- [What the task requires] Determine how many lines in the listing below contain "data", then give only that number.

-------- Listed records --------

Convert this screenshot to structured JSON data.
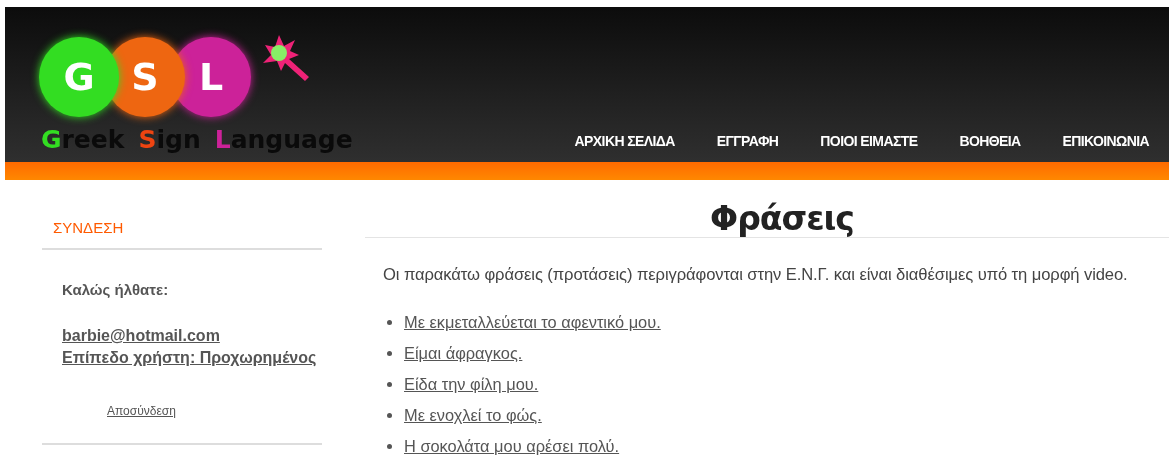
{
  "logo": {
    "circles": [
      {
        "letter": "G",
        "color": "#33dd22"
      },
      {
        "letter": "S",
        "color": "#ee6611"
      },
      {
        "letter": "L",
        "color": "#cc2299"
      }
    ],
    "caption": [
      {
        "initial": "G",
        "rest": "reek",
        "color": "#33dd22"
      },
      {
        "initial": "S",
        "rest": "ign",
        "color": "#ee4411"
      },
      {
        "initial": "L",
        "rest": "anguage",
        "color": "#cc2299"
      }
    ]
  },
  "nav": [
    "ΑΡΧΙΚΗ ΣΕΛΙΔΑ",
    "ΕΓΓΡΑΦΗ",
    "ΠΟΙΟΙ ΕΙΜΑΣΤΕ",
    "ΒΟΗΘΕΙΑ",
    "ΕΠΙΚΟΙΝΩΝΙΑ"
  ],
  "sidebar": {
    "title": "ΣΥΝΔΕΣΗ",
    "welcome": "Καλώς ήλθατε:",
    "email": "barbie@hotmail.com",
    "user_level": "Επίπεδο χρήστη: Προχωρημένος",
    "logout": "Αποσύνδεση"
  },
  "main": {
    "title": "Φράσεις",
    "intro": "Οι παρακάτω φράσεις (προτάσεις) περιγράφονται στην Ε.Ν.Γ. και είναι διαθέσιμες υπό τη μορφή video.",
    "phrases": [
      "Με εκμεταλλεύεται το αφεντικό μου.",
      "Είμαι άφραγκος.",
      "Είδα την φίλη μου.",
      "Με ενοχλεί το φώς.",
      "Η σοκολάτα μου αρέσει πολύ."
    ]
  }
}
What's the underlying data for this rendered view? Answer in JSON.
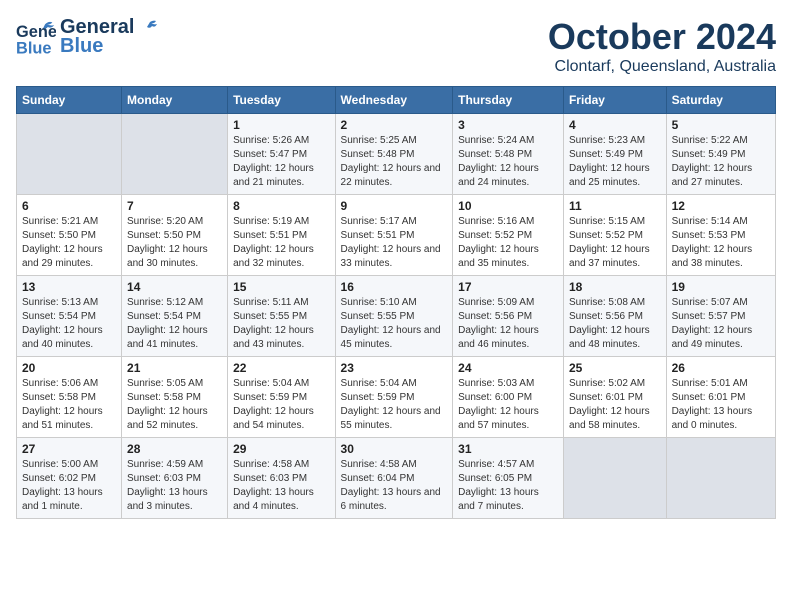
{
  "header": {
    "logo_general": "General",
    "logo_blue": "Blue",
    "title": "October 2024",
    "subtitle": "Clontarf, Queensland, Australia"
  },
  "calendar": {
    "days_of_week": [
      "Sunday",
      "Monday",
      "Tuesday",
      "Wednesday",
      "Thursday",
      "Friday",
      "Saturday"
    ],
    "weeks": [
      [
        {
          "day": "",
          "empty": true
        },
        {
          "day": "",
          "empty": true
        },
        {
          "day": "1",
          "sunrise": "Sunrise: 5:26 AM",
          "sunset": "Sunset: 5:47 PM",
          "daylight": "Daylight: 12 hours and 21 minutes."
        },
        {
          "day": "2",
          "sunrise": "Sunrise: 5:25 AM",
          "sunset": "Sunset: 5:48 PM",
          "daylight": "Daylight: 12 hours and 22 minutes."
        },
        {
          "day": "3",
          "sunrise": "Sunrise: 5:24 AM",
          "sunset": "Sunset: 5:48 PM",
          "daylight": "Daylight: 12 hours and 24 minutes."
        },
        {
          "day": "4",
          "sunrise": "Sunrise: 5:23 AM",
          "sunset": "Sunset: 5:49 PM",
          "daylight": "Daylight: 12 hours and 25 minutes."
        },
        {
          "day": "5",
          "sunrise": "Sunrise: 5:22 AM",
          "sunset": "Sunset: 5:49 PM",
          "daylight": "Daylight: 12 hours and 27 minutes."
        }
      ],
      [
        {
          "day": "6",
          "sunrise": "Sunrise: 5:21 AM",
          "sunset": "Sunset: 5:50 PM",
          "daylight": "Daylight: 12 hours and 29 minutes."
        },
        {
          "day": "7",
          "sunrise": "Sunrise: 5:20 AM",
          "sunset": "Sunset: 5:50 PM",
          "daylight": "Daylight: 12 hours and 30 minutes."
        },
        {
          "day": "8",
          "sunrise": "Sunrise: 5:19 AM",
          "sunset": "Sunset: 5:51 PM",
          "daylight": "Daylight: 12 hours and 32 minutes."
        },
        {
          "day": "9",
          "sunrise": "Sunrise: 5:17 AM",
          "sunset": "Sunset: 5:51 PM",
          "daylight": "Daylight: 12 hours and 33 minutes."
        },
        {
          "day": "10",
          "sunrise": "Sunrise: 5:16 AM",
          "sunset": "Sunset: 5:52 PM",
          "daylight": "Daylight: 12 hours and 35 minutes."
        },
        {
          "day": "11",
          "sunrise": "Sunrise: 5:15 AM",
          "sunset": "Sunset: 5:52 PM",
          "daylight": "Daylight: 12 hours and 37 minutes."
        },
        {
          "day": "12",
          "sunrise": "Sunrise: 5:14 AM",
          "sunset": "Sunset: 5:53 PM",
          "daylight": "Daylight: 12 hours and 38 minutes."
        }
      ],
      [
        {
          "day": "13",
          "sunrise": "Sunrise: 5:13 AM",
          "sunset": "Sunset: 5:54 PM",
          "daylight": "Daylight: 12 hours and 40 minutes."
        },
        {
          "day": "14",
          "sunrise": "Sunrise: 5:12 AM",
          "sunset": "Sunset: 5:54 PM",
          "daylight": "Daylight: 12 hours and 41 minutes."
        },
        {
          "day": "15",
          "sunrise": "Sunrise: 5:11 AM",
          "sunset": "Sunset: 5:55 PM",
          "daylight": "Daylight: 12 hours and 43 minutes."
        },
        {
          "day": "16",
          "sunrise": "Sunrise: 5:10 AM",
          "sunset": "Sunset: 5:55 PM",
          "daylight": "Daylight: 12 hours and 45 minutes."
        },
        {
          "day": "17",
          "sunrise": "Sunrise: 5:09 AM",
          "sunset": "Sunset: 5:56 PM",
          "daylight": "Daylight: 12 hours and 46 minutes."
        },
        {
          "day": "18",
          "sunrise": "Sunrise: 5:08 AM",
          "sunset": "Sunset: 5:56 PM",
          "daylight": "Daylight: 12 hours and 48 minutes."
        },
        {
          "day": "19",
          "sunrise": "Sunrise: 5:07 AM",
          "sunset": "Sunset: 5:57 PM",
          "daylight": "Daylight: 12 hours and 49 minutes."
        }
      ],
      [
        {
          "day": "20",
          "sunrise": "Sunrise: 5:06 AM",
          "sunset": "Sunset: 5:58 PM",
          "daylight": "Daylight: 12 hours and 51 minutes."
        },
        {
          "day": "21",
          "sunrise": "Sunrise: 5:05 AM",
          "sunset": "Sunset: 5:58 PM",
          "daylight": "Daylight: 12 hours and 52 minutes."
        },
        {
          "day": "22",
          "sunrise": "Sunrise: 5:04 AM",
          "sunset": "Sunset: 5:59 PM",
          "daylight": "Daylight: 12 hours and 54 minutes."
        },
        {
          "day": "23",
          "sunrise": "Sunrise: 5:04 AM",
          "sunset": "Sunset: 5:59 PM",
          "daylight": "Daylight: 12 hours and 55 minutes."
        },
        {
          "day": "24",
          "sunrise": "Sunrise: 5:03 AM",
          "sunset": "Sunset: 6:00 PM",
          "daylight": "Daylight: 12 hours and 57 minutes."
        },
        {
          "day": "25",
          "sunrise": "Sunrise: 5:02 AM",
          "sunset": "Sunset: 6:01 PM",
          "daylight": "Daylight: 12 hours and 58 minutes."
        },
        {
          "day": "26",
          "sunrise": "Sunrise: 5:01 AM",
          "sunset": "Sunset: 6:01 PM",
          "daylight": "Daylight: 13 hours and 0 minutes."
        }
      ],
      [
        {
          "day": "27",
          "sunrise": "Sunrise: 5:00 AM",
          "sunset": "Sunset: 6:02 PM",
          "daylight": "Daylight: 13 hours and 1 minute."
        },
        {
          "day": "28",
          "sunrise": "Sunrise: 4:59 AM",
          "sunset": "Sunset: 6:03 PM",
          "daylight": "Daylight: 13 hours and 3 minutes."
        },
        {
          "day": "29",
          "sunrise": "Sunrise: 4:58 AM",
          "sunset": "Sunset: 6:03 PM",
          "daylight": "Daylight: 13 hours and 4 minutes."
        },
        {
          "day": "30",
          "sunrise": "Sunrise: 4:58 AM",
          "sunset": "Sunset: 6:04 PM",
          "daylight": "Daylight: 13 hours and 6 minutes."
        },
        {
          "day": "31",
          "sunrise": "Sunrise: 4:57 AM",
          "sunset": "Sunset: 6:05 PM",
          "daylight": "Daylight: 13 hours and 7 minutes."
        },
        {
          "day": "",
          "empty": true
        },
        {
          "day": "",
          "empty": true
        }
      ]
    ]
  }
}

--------

- [Solution] 2